Once again, the value of relatively inexpensive point-of-sale video systems has been demonstrated — this time in the hate-crime-hoax category. A pastor at an Austin, Texas church that proclaims itself an LGBT-welcoming congregation accused a Whole Foods bakery of decorating a cake with a homophobic slur, launching a lawsuit and creating a media stir complete with pictures of the cake itself. But when Whole Foods announced that it had video of the transaction and planned legal steps of its own against The Church of the Open Doors, suddenly Pastor Jordan Brown started backing away … at light speed:

Whole Foods called Brown’s accusations “fraudulent” and released surveillance video from the day that Brown had bought the cake. It said that it planned on taking legal action against Brown.

On May 16, Brown released a statement to the media saying he is dropping the lawsuit. Brown said Whole Foods did “nothing wrong” and apologized for his actions. His full statement is below:

Today I am dismissing my lawsuit against Whole Foods Market. The company did nothing wrong. I was wrong to pursue this matter and use the media to perpetuate this story. I want to apologize to Whole Foods and its team members for questioning the company’s commitment to its values, and especially the bakery associate who I understand was put in a terrible position because of my actions. I apologize to the LGBT community for diverting attention from real issues. I also want to apologize to my partner, my family, my church family, and my attorney.

Translation: Please don’t sue me. Brown sang a different song to the media in mid-April, complete with tears and claims of triggering previous hate-crime incidents in his life:

Whole Foods actually announced the lawsuit a month ago, claiming all along that Brown had tried to run a scam against the chain.
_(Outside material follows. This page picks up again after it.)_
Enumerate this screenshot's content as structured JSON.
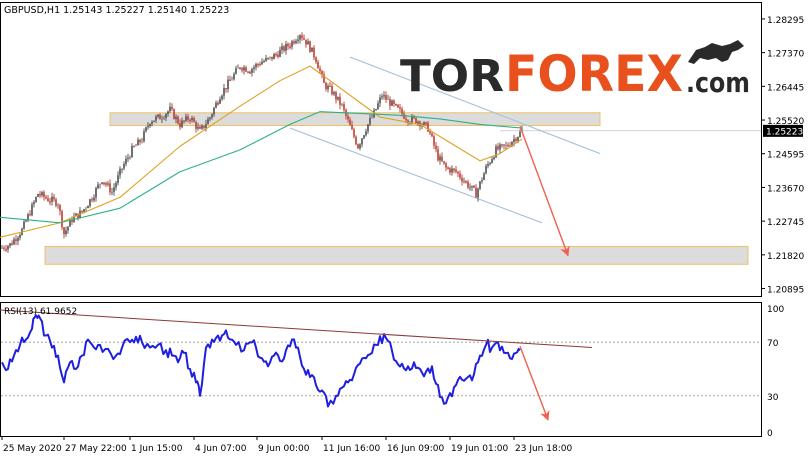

They released the video just a day after Brown’s tearful press conference that showed that Brown had seen the cake before purchasing it. Oh, and one other thing … that bakery employee who decorated the cake turns out to be “a member of the LGBT community,” too. D’oh!

At the time, the Austin American Statesman wondered whether the surveillance system actually contradicted Brown’s claims:
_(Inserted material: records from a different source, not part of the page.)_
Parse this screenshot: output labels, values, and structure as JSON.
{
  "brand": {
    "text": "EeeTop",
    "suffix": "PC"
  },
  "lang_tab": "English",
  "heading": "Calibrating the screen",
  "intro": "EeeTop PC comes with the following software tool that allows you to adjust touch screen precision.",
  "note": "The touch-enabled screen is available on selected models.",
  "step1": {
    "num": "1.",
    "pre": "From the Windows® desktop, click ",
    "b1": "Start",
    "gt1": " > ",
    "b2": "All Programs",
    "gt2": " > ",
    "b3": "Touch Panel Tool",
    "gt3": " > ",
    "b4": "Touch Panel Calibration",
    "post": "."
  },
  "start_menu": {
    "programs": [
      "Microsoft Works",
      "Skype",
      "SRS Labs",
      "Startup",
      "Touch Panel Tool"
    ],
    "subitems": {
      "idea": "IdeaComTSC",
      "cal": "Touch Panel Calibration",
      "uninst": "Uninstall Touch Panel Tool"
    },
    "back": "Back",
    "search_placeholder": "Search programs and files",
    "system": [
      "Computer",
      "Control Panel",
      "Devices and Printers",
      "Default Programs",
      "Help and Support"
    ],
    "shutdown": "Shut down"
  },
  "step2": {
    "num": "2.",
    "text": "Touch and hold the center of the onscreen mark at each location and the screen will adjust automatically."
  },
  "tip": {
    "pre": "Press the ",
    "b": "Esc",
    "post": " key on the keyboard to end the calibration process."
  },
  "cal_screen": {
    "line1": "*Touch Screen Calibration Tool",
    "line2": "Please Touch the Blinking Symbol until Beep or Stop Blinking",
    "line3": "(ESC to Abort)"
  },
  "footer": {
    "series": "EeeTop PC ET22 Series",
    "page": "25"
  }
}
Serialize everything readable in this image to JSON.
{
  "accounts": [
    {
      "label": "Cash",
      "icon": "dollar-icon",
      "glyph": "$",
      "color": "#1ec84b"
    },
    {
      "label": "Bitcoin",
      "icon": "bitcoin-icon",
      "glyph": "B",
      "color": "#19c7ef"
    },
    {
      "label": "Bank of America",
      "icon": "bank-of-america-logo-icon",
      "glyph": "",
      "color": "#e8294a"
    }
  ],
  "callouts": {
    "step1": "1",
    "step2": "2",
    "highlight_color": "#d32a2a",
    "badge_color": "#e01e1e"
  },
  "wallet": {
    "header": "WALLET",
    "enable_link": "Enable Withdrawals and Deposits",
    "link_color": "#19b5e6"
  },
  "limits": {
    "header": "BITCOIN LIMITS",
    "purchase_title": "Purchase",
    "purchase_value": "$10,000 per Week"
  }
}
The answer to the Statesman’s question is clearly yes — or else Brown would not have issued that statement this morning. In retrospect, it seems odd that anyone would have bought this three-layer hoax at all. Whole Foods concentrates on the urban, upscale market that would be most turned off by the kind of derogatory slur that Brown accused their bakery of leaving on his cake. It seems beyond stupid to have tried a hoax like this in a well-capitalized chain that would have point-of-sale video systems. And finally, even the picture itself was a giveaway. The slur was clearly done separately from the rest of the decoration.

What was the point of this exercise, anyway? Perhaps Brown wanted to make himself the new leader for activists in the Austin community. Instead, he’s now the latest in a long line of hate-crime hoaxers, a trend that has gotten so bad that it might make for a bigger market for lawyers than actual hate crimes. Whole Foods will probably drop their lawsuit now that Brown has publicly admitted his fraud, but they shouldn’t. And Brown should be banished into oblivion too, especially by his church and his allies, but that probably won’t happen either.

Addendum: Perhaps in this age of hoaxes, even smaller businesses might want to invest in relatively inexpensive video surveillance systems. All it takes is one incident like this to make it pay off.

Update: Kevin Glass notes that Whole Foods will drop the lawsuit, and laments the decision:

On the other hand, what would they have recovered from Brown? He’s already on his way to Oblivion, with a side jaunt through Infamy. They have gotten pretty much everything they could have hoped to achieve in the countersuit already, including the public humiliation of Brown as a hoaxer. At this point they’d have to spend a ton of money on legal costs that would never be recovered, and the fight might end up perpetuating the story rather than letting it die.